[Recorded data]
━━━━

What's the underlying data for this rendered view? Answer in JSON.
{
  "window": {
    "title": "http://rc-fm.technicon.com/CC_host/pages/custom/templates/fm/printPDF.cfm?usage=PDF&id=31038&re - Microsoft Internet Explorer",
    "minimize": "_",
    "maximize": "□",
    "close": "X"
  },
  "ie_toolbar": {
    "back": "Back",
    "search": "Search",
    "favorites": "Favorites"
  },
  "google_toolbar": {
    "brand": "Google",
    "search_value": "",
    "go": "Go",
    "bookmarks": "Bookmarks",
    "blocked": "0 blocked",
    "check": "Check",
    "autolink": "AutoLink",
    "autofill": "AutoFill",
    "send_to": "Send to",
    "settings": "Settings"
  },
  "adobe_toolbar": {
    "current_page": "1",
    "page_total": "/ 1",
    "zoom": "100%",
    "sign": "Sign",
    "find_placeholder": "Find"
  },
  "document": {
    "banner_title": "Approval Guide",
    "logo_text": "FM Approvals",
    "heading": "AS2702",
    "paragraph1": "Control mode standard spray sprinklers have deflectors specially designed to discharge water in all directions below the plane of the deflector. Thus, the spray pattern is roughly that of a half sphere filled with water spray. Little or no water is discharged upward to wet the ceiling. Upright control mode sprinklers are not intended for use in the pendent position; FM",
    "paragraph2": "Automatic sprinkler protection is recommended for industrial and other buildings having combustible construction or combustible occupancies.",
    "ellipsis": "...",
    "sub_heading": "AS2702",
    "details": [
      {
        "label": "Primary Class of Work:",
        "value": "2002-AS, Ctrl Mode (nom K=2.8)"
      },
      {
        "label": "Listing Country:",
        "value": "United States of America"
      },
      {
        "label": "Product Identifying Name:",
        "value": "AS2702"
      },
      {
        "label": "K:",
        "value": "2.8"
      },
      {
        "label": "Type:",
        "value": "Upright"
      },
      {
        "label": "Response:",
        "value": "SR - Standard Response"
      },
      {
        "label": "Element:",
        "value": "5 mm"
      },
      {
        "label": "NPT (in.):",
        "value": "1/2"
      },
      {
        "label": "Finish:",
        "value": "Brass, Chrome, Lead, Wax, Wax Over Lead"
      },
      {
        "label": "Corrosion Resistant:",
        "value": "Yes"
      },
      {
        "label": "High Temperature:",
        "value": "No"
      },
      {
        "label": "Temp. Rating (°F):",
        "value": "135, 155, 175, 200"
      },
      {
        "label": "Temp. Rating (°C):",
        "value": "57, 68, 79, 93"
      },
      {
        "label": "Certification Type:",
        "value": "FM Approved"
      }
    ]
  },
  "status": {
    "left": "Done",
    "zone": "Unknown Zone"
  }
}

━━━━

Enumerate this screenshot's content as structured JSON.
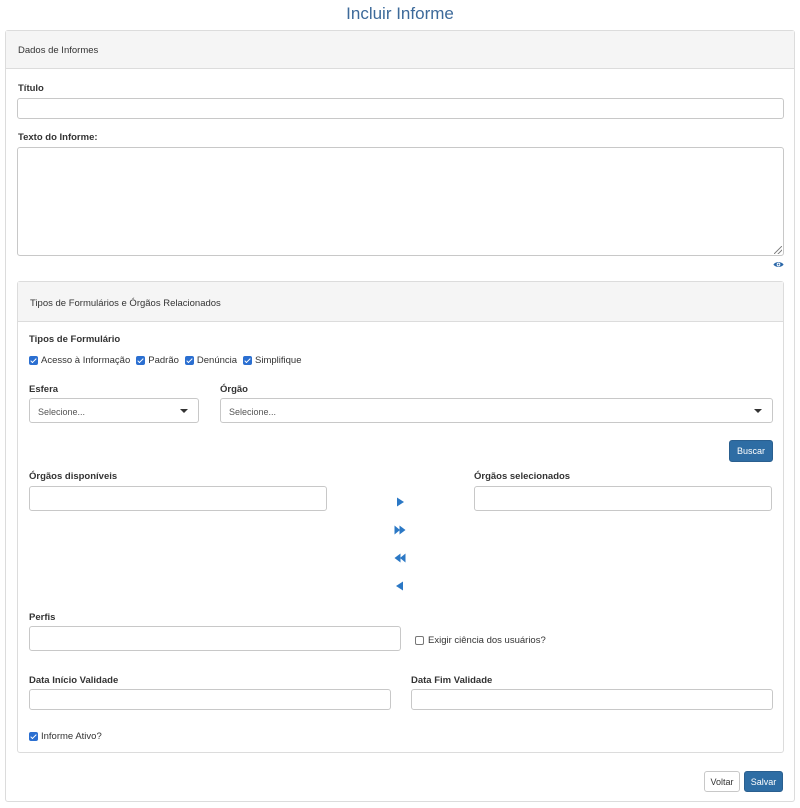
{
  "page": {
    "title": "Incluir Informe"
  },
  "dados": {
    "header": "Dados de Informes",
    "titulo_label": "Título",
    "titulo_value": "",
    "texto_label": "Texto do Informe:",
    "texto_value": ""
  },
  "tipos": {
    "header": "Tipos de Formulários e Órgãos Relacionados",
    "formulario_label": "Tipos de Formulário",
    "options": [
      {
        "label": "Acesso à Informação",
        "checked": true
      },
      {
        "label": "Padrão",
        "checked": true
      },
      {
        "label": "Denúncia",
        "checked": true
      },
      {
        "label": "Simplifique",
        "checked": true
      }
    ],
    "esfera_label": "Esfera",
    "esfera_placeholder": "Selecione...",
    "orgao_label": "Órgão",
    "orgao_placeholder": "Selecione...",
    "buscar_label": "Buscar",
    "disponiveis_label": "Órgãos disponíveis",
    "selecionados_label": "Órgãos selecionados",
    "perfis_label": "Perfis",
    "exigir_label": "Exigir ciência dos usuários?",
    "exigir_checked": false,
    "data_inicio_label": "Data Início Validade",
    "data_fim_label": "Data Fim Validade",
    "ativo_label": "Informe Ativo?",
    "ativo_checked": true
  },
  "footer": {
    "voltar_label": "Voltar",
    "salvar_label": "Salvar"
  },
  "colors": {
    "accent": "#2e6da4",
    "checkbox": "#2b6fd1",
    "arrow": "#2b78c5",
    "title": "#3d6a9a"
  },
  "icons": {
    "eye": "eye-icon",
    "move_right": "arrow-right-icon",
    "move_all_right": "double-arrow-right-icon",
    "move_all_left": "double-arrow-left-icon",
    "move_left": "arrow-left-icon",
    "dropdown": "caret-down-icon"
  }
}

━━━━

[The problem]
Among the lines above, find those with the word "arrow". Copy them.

[Exercise response]
    "arrow": "#2b78c5",
    "move_right": "arrow-right-icon",
    "move_all_right": "double-arrow-right-icon",
    "move_all_left": "double-arrow-left-icon",
    "move_left": "arrow-left-icon",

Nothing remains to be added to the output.